Read especially the first sentence of the third rule:

[quote]It is not required that if two objects are unequal according to the equals(java.lang.Object) method, then calling the hashCode method on each of the two objects must produce distinct integer results.

You guys are nitpicking. It’s an extremely poor implementation of hashCode valid or not… Which causes instant clashes with HashMap. You have to use IdentityHashMap when using enums as keys on Android.


Harmony / same code as in Android for 8 years until switch to OpenJDK:

@KaiHH Exactly. HashMap does not use hashCode() to determine key equality - it uses the hashCode() to bucket keys. After it has found the right bucket, it then scans a list of keys using equals() to find a match.

@Catharsis No, I think you’d be wrong there. HashMap works whether hashCode() is implemented that way or not provided hashCode() keeps the contract as specified, which it does for both implementations.

Cas :slight_smile:

Unfortunately it’s not something I can confirm right away as it’s been a while since I’ve been doing Android dev and my larger TyphonRT projects (video engine) are stuck back at a gradle version well below the current setup I’m running. IE I don’t want to spend the ~3+ hours now to get things running to verify this point; updating gradle from an old version and a multi-module IDE project is no fun…

It was a bit more nuanced and problems only occurred when running a large project based on TyphonRT when using HashMap as the component storage versus IdentityHashMap. The problem occurred when mixing ‘Class / .class’ and enum types as keys in the same HashMap and not just various enums as keys.
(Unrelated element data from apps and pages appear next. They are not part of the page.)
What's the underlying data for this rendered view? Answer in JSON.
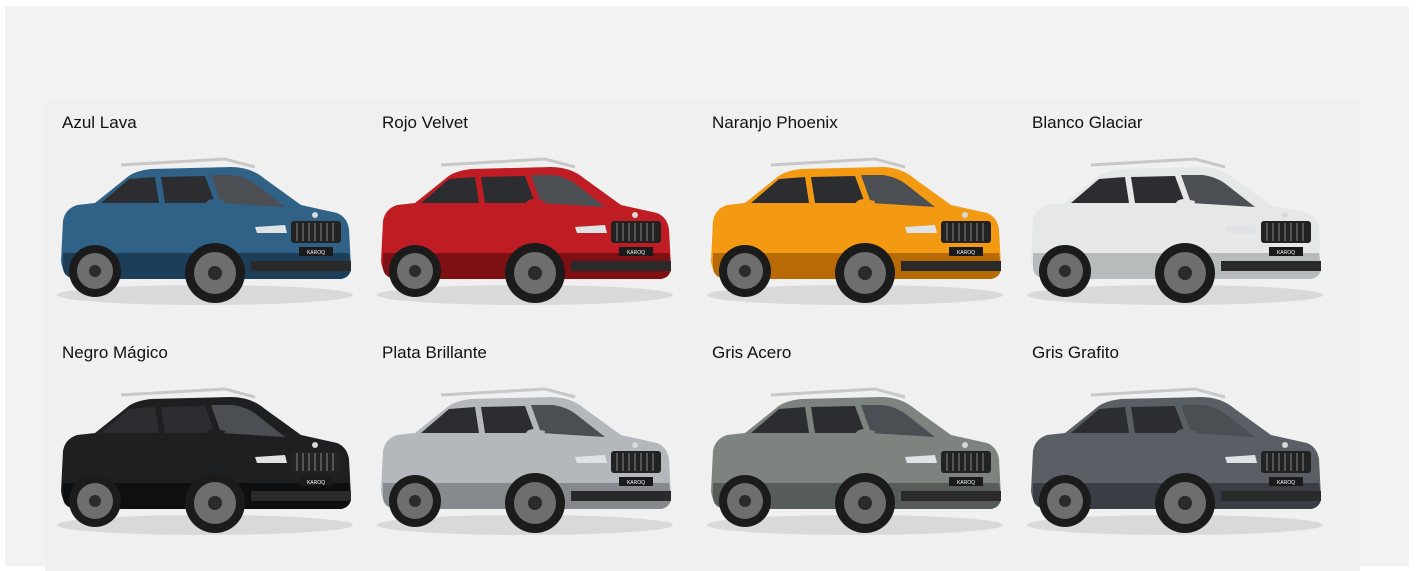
{
  "colors": [
    {
      "name": "Azul Lava",
      "paint": "#2f6286",
      "paint_dark": "#1c3e58",
      "roof": "#2f6286"
    },
    {
      "name": "Rojo Velvet",
      "paint": "#bf1d23",
      "paint_dark": "#7e1014",
      "roof": "#bf1d23"
    },
    {
      "name": "Naranjo Phoenix",
      "paint": "#f39a12",
      "paint_dark": "#b76a05",
      "roof": "#f39a12"
    },
    {
      "name": "Blanco Glaciar",
      "paint": "#e6e7e7",
      "paint_dark": "#b8bbbb",
      "roof": "#e6e7e7"
    },
    {
      "name": "Negro Mágico",
      "paint": "#1e1f21",
      "paint_dark": "#0e0f10",
      "roof": "#1e1f21"
    },
    {
      "name": "Plata Brillante",
      "paint": "#b4b8bc",
      "paint_dark": "#868a8e",
      "roof": "#b4b8bc"
    },
    {
      "name": "Gris Acero",
      "paint": "#7d837e",
      "paint_dark": "#565c58",
      "roof": "#7d837e"
    },
    {
      "name": "Gris Grafito",
      "paint": "#5a5f66",
      "paint_dark": "#3a3e44",
      "roof": "#5a5f66"
    }
  ],
  "badge_text": "KAROQ"
}
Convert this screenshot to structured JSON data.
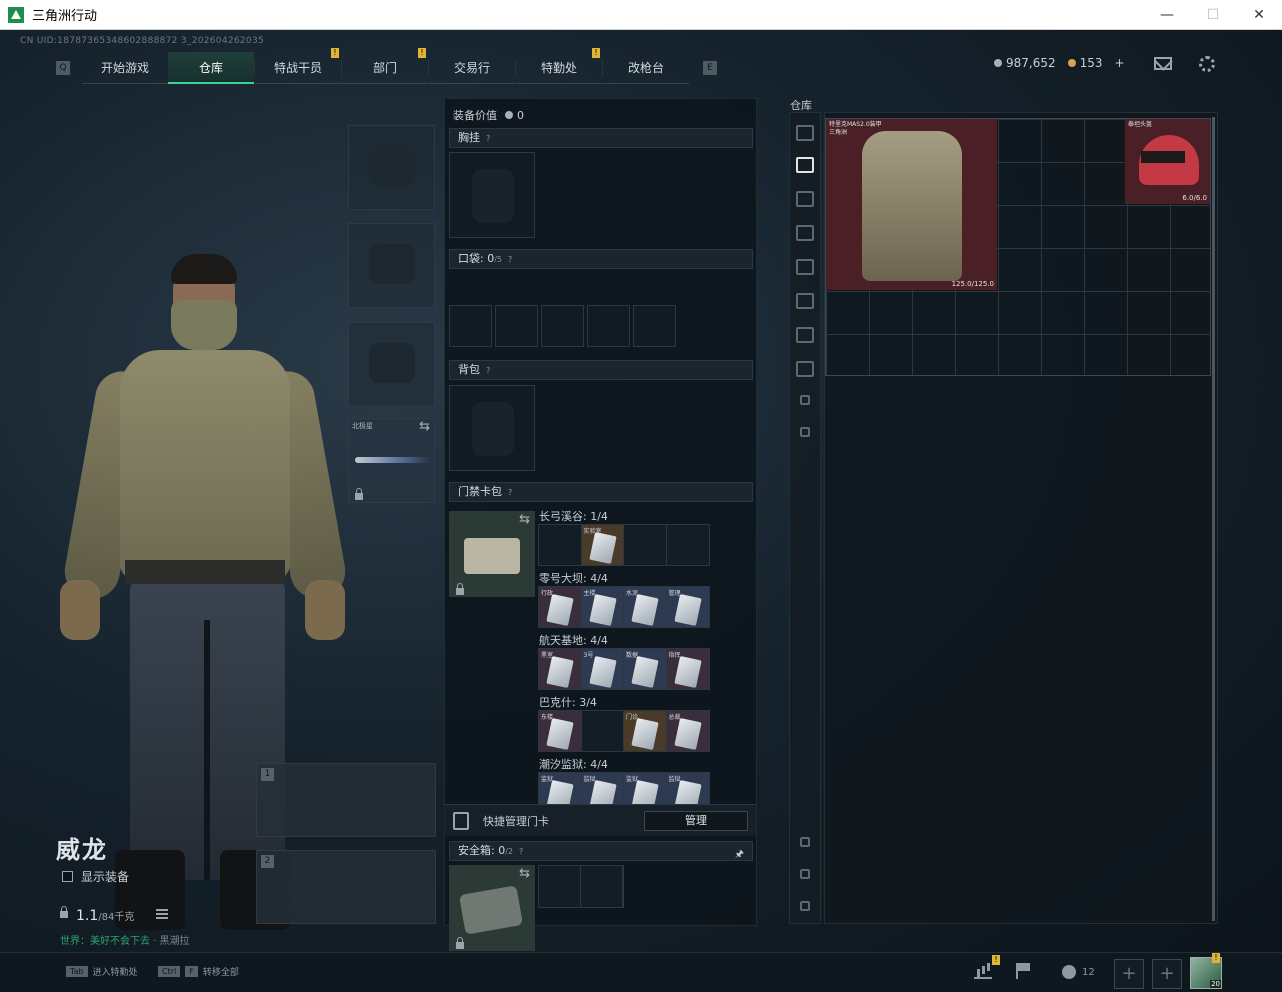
{
  "window": {
    "title": "三角洲行动",
    "min": "—",
    "max": "☐",
    "close": "✕"
  },
  "uid": "CN UID:18787365348602888872 3_202604262035",
  "nav": {
    "left_key": "Q",
    "right_key": "E",
    "tabs": [
      {
        "label": "开始游戏",
        "badge": ""
      },
      {
        "label": "仓库",
        "badge": "",
        "active": true
      },
      {
        "label": "特战干员",
        "badge": "!"
      },
      {
        "label": "部门",
        "badge": "!"
      },
      {
        "label": "交易行",
        "badge": ""
      },
      {
        "label": "特勤处",
        "badge": "!"
      },
      {
        "label": "改枪台",
        "badge": ""
      }
    ]
  },
  "currency": {
    "silver": "987,652",
    "gold": "153",
    "plus": "+"
  },
  "character": {
    "name": "威龙",
    "show_gear": "显示装备",
    "weight": "1.1",
    "weight_max": "/84千克",
    "status_green": "世界：美好不会下去",
    "status_rest": "· 黑潮拉"
  },
  "equip": {
    "melee_label": "北极星",
    "weapon1": "1",
    "weapon2": "2"
  },
  "mid": {
    "value_label": "装备价值",
    "value": "0",
    "chest_rig": "胸挂",
    "pocket": "口袋:",
    "pocket_count": "0",
    "pocket_max": "/5",
    "backpack": "背包",
    "card_case": "门禁卡包",
    "q": "?",
    "maps": [
      {
        "label": "长弓溪谷: 1/4",
        "cards": [
          {
            "name": "",
            "filled": false
          },
          {
            "name": "实验室",
            "filled": true,
            "tone": "gold"
          },
          {
            "name": "",
            "filled": false
          },
          {
            "name": "",
            "filled": false
          }
        ]
      },
      {
        "label": "零号大坝: 4/4",
        "cards": [
          {
            "name": "行政",
            "filled": true,
            "tone": ""
          },
          {
            "name": "主楼",
            "filled": true,
            "tone": "blue"
          },
          {
            "name": "水泥",
            "filled": true,
            "tone": "blue"
          },
          {
            "name": "管理",
            "filled": true,
            "tone": "blue"
          }
        ]
      },
      {
        "label": "航天基地: 4/4",
        "cards": [
          {
            "name": "黑室",
            "filled": true,
            "tone": ""
          },
          {
            "name": "3号",
            "filled": true,
            "tone": "blue"
          },
          {
            "name": "数据",
            "filled": true,
            "tone": "blue"
          },
          {
            "name": "指挥",
            "filled": true,
            "tone": ""
          }
        ]
      },
      {
        "label": "巴克什: 3/4",
        "cards": [
          {
            "name": "东楼",
            "filled": true,
            "tone": ""
          },
          {
            "name": "",
            "filled": false
          },
          {
            "name": "门诊",
            "filled": true,
            "tone": "gold"
          },
          {
            "name": "总裁",
            "filled": true,
            "tone": ""
          }
        ]
      },
      {
        "label": "潮汐监狱: 4/4",
        "cards": [
          {
            "name": "监狱",
            "filled": true,
            "tone": "blue"
          },
          {
            "name": "监狱",
            "filled": true,
            "tone": "blue"
          },
          {
            "name": "监狱",
            "filled": true,
            "tone": "blue"
          },
          {
            "name": "监狱",
            "filled": true,
            "tone": "blue"
          }
        ]
      }
    ],
    "quick_manage": "快捷管理门卡",
    "manage_btn": "管理",
    "safe_box": "安全箱:",
    "safe_count": "0",
    "safe_max": "/2",
    "pin": "🖈"
  },
  "warehouse": {
    "label": "仓库",
    "armor_name": "特里克MAS2.0装甲\n三角洲",
    "armor_dur": "125.0/125.0",
    "helmet_name": "泰坦头盔",
    "helmet_dur": "6.0/6.0"
  },
  "bottom": {
    "hint1_key": "Tab",
    "hint1": "进入特勤处",
    "hint2_key": "Ctrl",
    "hint2_key2": "F",
    "hint2": "转移全部",
    "friends": "12",
    "add": "+",
    "level": "20"
  },
  "colors": {
    "accent": "#39d29a",
    "badge": "#e0b534",
    "item_bg": "#4a2026"
  }
}
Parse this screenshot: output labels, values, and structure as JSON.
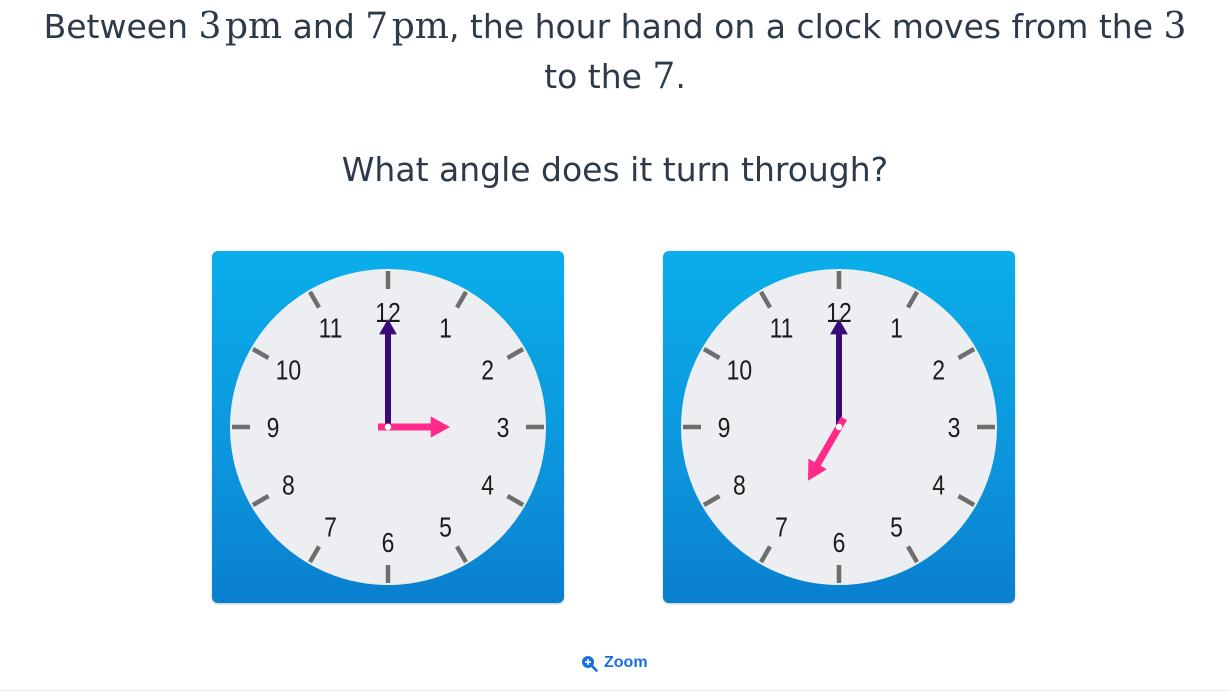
{
  "prompt": {
    "line1": {
      "part1": "Between ",
      "m1": "3",
      "m1_unit": "pm",
      "part2": " and ",
      "m2": "7",
      "m2_unit": "pm",
      "part3": ", the hour hand on a clock moves from the ",
      "m3": "3"
    },
    "line2": {
      "part1": "to the ",
      "m1": "7",
      "part2": "."
    },
    "question": "What angle does it turn through?"
  },
  "clocks": [
    {
      "name": "clock-3pm",
      "hour": 3,
      "minute": 0
    },
    {
      "name": "clock-7pm",
      "hour": 7,
      "minute": 0
    }
  ],
  "clock_numbers": [
    "12",
    "1",
    "2",
    "3",
    "4",
    "5",
    "6",
    "7",
    "8",
    "9",
    "10",
    "11"
  ],
  "colors": {
    "card_top": "#0aaeea",
    "card_bottom": "#0a7fcf",
    "face": "#eceef1",
    "ticks": "#6e6e6e",
    "minute_hand": "#3b0a7a",
    "hour_hand": "#ff2a8a",
    "link": "#1a6fe0"
  },
  "zoom": {
    "label": "Zoom",
    "icon": "zoom-in-icon"
  }
}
When i get back to Android dev after my Javascript adventures / server side stuff is complete later this year I’ll do the test and report back if I remember though this thread might be locked by then. If I recall though it was because Class and Enum have different hashCode implementations; I could be wrong. Pending verification…